**To do**
Please report how many lines of the following entries hold the word "klicken", giving the number alone.

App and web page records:
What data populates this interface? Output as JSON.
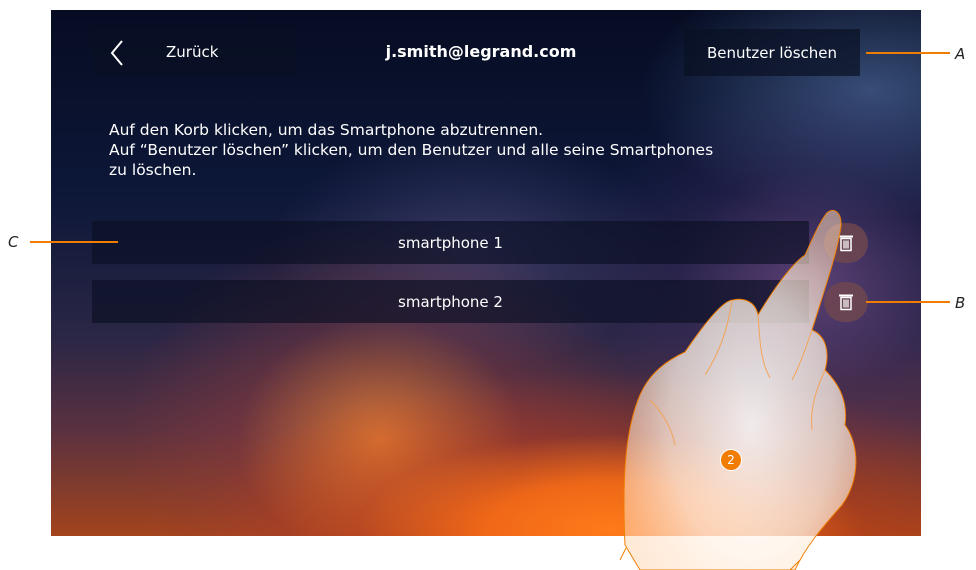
{
  "header": {
    "back_label": "Zurück",
    "title": "j.smith@legrand.com",
    "delete_user_label": "Benutzer löschen"
  },
  "instructions": {
    "line1": "Auf den Korb klicken, um das Smartphone abzutrennen.",
    "line2": "Auf “Benutzer löschen” klicken, um den Benutzer und alle seine Smartphones",
    "line3": "zu löschen."
  },
  "smartphones": [
    {
      "label": "smartphone 1",
      "action_icon": "trash-icon"
    },
    {
      "label": "smartphone 2",
      "action_icon": "trash-icon"
    }
  ],
  "callouts": {
    "a": "A",
    "b": "B",
    "c": "C"
  },
  "step_badge": "2",
  "colors": {
    "callout_line": "#f07d00",
    "step_badge": "#f07d00"
  }
}
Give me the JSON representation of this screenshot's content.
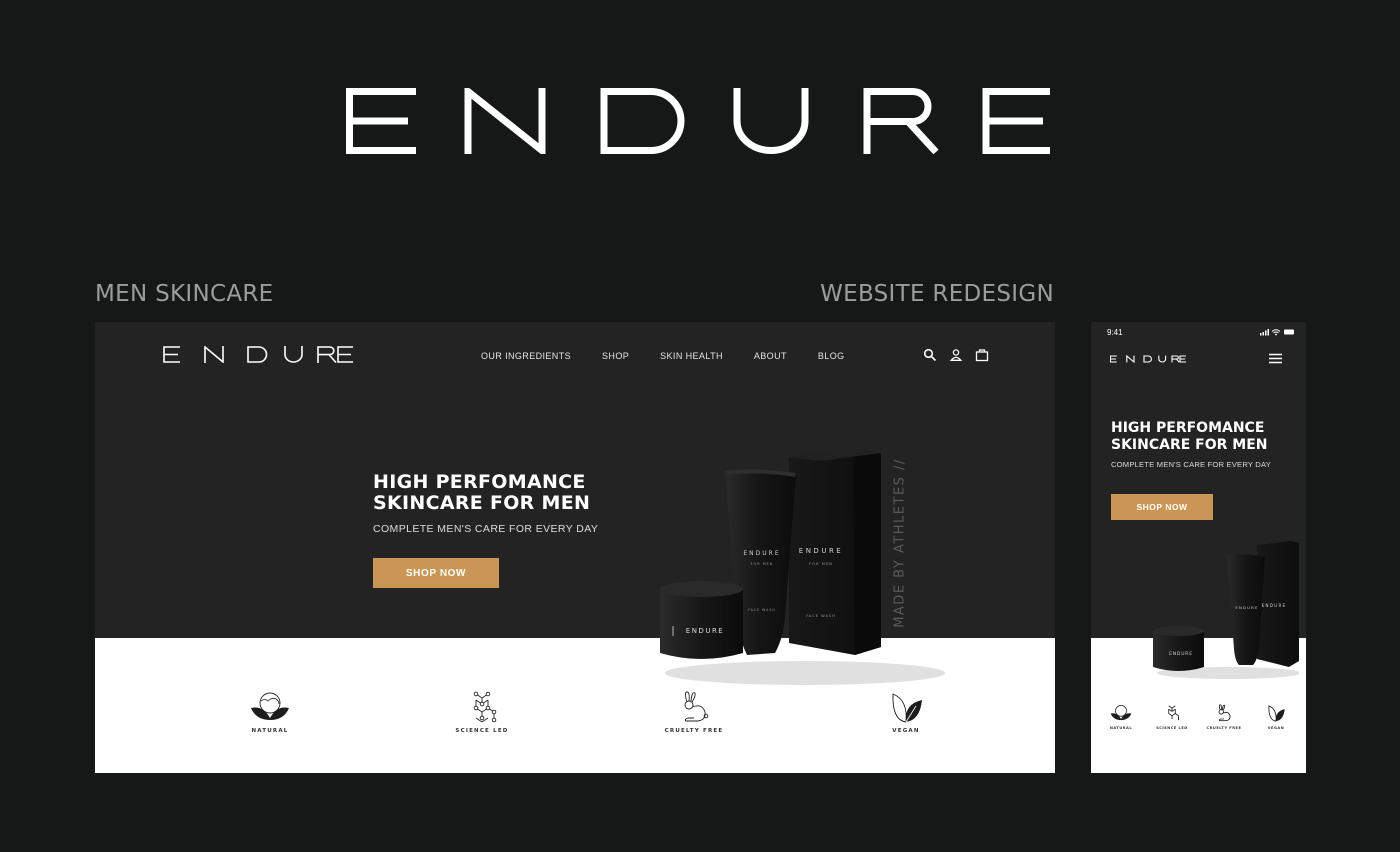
{
  "brand": {
    "name": "ENDURE",
    "tagline_left": "MEN SKINCARE",
    "tagline_right": "WEBSITE REDESIGN"
  },
  "colors": {
    "background": "#161818",
    "mockup_bg": "#232323",
    "accent": "#c99655",
    "white": "#ffffff"
  },
  "desktop": {
    "logo": "ENDURE",
    "nav": [
      "OUR INGREDIENTS",
      "SHOP",
      "SKIN HEALTH",
      "ABOUT",
      "BLOG"
    ],
    "icons": [
      "search-icon",
      "account-icon",
      "cart-icon"
    ],
    "hero": {
      "headline_line1": "HIGH PERFOMANCE",
      "headline_line2": "SKINCARE FOR MEN",
      "subheading": "COMPLETE MEN'S CARE FOR EVERY DAY",
      "cta": "SHOP NOW"
    },
    "product_side_text": "MADE BY ATHLETES //",
    "product_labels": {
      "brand": "ENDURE",
      "for_men": "FOR MEN",
      "face_wash": "FACE WASH"
    },
    "features": [
      {
        "label": "NATURAL",
        "icon": "globe-leaves-icon"
      },
      {
        "label": "SCIENCE LED",
        "icon": "molecule-icon"
      },
      {
        "label": "CRUELTY FREE",
        "icon": "rabbit-icon"
      },
      {
        "label": "VEGAN",
        "icon": "vegan-leaves-icon"
      }
    ]
  },
  "mobile": {
    "time": "9:41",
    "logo": "ENDURE",
    "hero": {
      "headline_line1": "HIGH PERFOMANCE",
      "headline_line2": "SKINCARE FOR MEN",
      "subheading": "COMPLETE MEN'S CARE FOR EVERY DAY",
      "cta": "SHOP NOW"
    },
    "features": [
      {
        "label": "NATURAL"
      },
      {
        "label": "SCIENCE LED"
      },
      {
        "label": "CRUELTY FREE"
      },
      {
        "label": "VEGAN"
      }
    ]
  }
}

**Worked solution**
2